What you have to do:
Copy the data below exactly, omitting any picture it contains.

BEGIN Data for review

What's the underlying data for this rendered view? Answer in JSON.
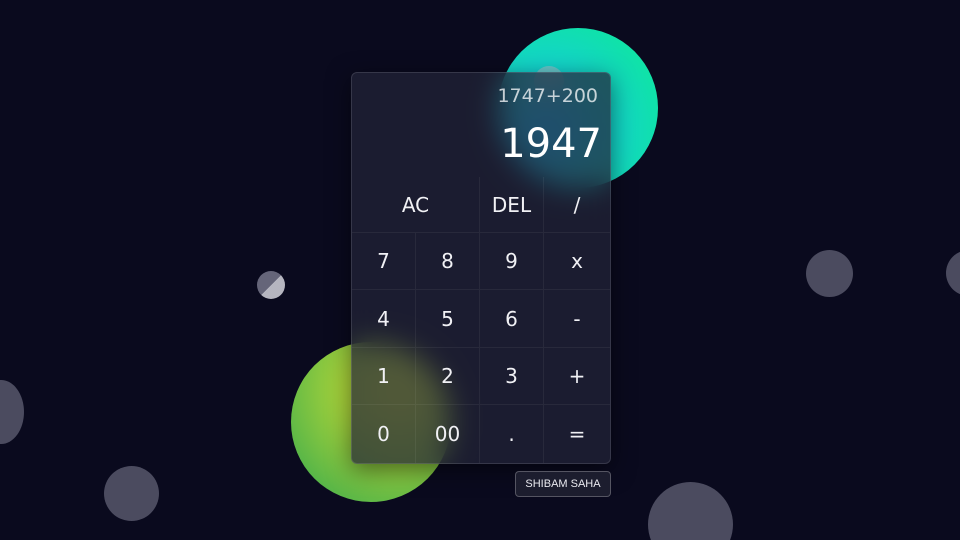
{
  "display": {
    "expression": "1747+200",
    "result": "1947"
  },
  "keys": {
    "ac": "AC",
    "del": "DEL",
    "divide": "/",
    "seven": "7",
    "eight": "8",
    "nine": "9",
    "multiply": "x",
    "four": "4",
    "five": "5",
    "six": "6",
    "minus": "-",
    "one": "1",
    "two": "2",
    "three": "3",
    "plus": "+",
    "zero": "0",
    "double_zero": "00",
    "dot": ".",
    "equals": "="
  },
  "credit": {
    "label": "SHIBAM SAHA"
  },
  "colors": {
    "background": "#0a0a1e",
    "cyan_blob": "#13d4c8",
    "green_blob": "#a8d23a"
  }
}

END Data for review

Result of this task:
What's the underlying data for this rendered view? Answer in JSON.
{
  "display": {
    "expression": "1747+200",
    "result": "1947"
  },
  "keys": {
    "ac": "AC",
    "del": "DEL",
    "divide": "/",
    "seven": "7",
    "eight": "8",
    "nine": "9",
    "multiply": "x",
    "four": "4",
    "five": "5",
    "six": "6",
    "minus": "-",
    "one": "1",
    "two": "2",
    "three": "3",
    "plus": "+",
    "zero": "0",
    "double_zero": "00",
    "dot": ".",
    "equals": "="
  },
  "credit": {
    "label": "SHIBAM SAHA"
  },
  "colors": {
    "background": "#0a0a1e",
    "cyan_blob": "#13d4c8",
    "green_blob": "#a8d23a"
  }
}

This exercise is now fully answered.